=== YOUR GOAL ===
Go line by line through the data below and count those with the string "border". Give the number only.

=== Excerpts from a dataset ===
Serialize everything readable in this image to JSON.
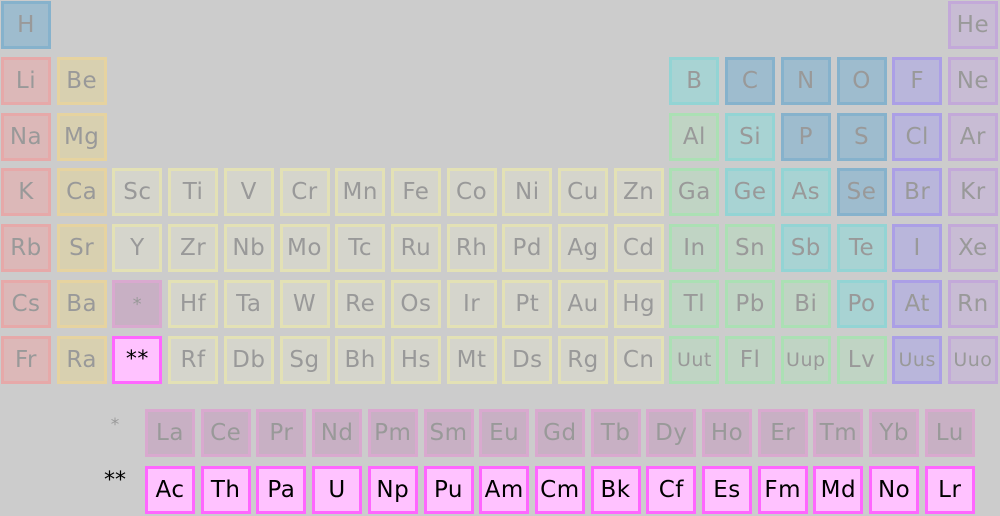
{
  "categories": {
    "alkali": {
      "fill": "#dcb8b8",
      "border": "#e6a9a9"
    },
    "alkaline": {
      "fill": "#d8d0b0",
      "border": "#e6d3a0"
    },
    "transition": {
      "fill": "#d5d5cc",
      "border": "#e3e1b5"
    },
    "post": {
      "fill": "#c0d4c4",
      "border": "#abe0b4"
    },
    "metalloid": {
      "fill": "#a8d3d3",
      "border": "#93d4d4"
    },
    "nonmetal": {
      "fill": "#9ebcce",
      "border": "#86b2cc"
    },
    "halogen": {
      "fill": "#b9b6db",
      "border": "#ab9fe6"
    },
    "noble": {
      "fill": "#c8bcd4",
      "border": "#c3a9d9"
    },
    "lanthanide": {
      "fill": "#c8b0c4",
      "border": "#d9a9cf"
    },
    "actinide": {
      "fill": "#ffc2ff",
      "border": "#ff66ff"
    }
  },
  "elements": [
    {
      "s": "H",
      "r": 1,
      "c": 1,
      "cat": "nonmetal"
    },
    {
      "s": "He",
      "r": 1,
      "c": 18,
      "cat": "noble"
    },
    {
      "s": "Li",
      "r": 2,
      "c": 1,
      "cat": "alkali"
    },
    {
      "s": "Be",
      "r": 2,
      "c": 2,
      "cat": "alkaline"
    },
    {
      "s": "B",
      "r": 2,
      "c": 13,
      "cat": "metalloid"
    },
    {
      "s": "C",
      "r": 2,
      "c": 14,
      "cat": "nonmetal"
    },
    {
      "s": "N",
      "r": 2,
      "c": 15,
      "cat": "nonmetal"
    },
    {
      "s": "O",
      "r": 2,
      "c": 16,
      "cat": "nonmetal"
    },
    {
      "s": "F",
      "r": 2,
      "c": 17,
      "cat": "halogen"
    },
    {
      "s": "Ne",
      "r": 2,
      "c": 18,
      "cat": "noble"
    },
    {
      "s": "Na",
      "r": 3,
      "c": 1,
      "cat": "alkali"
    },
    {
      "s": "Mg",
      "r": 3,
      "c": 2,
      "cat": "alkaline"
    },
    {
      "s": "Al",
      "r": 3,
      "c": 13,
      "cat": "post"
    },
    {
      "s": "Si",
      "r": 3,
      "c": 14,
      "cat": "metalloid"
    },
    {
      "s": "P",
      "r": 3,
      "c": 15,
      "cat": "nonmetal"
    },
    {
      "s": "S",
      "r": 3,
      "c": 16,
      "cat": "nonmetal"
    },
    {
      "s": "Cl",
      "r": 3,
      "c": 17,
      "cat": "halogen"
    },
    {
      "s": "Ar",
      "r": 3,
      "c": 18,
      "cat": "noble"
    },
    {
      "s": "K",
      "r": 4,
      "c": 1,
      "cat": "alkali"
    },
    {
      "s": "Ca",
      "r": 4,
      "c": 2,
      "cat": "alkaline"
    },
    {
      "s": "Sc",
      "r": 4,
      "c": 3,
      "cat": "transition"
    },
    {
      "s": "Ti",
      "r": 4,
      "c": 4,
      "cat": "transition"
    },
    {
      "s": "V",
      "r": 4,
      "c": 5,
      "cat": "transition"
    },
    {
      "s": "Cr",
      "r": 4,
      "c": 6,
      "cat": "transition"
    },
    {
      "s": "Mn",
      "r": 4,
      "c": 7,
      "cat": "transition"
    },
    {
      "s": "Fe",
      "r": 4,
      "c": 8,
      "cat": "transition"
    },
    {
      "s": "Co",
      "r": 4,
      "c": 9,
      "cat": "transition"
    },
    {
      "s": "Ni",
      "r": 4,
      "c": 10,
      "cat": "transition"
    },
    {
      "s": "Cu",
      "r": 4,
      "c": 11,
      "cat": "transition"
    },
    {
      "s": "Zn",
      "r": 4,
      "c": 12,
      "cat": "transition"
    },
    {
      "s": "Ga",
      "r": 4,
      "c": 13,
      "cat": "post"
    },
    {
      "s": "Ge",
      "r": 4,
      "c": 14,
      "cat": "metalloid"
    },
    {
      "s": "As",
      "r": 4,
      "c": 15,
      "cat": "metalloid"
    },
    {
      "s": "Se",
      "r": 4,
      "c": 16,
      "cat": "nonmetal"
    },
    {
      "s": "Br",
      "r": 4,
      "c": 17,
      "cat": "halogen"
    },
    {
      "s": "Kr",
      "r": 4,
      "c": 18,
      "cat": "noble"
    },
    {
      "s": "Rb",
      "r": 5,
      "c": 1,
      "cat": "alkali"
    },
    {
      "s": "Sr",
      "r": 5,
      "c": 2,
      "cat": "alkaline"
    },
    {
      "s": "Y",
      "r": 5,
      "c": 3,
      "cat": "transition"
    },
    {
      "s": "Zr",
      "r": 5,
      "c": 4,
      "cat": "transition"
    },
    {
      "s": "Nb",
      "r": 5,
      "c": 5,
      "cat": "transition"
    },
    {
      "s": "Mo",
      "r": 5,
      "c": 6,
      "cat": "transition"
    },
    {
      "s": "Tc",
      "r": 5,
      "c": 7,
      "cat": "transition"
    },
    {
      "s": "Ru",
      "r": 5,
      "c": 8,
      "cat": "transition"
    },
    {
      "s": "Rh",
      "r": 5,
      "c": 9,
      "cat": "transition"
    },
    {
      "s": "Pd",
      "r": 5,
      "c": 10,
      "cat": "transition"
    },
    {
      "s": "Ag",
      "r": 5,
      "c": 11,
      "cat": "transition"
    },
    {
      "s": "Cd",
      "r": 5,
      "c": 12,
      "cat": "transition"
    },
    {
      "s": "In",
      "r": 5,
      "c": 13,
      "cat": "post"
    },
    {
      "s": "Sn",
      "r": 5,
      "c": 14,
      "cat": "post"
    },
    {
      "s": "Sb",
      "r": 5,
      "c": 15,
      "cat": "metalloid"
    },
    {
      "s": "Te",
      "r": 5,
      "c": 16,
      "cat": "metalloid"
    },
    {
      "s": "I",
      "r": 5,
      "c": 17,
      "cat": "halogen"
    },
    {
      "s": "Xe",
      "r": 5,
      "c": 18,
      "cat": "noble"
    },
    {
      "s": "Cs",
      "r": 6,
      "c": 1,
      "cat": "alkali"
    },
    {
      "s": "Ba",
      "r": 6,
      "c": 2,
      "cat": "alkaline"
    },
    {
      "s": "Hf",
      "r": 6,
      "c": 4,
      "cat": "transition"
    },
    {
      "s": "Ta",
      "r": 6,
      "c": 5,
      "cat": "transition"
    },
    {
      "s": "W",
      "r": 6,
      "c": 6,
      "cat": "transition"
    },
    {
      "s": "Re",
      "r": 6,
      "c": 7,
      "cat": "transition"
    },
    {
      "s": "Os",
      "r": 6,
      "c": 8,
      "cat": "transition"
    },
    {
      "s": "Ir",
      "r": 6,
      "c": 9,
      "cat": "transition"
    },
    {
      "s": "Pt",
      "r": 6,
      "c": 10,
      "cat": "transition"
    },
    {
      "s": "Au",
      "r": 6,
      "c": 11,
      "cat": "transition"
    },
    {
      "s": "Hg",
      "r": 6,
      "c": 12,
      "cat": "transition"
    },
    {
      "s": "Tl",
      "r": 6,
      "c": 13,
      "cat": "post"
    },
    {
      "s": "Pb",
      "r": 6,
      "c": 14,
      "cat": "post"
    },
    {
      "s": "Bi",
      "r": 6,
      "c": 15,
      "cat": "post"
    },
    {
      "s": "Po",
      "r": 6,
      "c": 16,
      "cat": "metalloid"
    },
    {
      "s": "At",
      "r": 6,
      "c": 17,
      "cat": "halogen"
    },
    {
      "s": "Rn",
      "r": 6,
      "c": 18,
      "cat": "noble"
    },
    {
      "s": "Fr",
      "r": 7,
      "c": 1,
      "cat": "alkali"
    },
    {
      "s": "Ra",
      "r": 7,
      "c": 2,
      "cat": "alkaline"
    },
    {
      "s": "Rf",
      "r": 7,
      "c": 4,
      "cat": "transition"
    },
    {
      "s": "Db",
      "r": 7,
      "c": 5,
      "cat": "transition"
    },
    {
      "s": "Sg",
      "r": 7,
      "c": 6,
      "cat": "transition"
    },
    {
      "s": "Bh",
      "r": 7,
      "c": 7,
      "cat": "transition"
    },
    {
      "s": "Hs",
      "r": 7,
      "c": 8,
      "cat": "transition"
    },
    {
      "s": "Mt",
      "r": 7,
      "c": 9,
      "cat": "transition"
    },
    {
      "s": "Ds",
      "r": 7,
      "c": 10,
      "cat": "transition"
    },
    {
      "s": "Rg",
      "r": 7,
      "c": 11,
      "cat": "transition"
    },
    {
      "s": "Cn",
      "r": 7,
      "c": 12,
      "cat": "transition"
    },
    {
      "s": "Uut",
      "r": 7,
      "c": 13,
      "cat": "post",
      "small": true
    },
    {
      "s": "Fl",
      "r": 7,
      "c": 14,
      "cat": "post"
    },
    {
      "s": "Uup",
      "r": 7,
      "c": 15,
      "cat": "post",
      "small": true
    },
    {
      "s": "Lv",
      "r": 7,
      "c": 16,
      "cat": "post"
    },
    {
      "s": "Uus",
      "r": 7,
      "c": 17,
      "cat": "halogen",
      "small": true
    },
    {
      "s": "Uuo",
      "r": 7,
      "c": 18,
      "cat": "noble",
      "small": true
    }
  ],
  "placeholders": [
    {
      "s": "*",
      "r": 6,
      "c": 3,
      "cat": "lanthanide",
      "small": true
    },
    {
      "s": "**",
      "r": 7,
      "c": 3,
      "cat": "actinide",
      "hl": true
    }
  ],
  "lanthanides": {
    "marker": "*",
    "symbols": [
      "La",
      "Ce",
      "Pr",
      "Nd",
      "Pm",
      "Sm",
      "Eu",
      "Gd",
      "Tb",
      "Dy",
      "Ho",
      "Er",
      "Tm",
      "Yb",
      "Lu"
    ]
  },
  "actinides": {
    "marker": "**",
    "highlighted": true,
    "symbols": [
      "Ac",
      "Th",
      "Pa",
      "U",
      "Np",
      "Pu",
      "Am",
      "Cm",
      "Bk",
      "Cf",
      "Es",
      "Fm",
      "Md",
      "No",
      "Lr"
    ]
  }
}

=== SOLUTION ===
10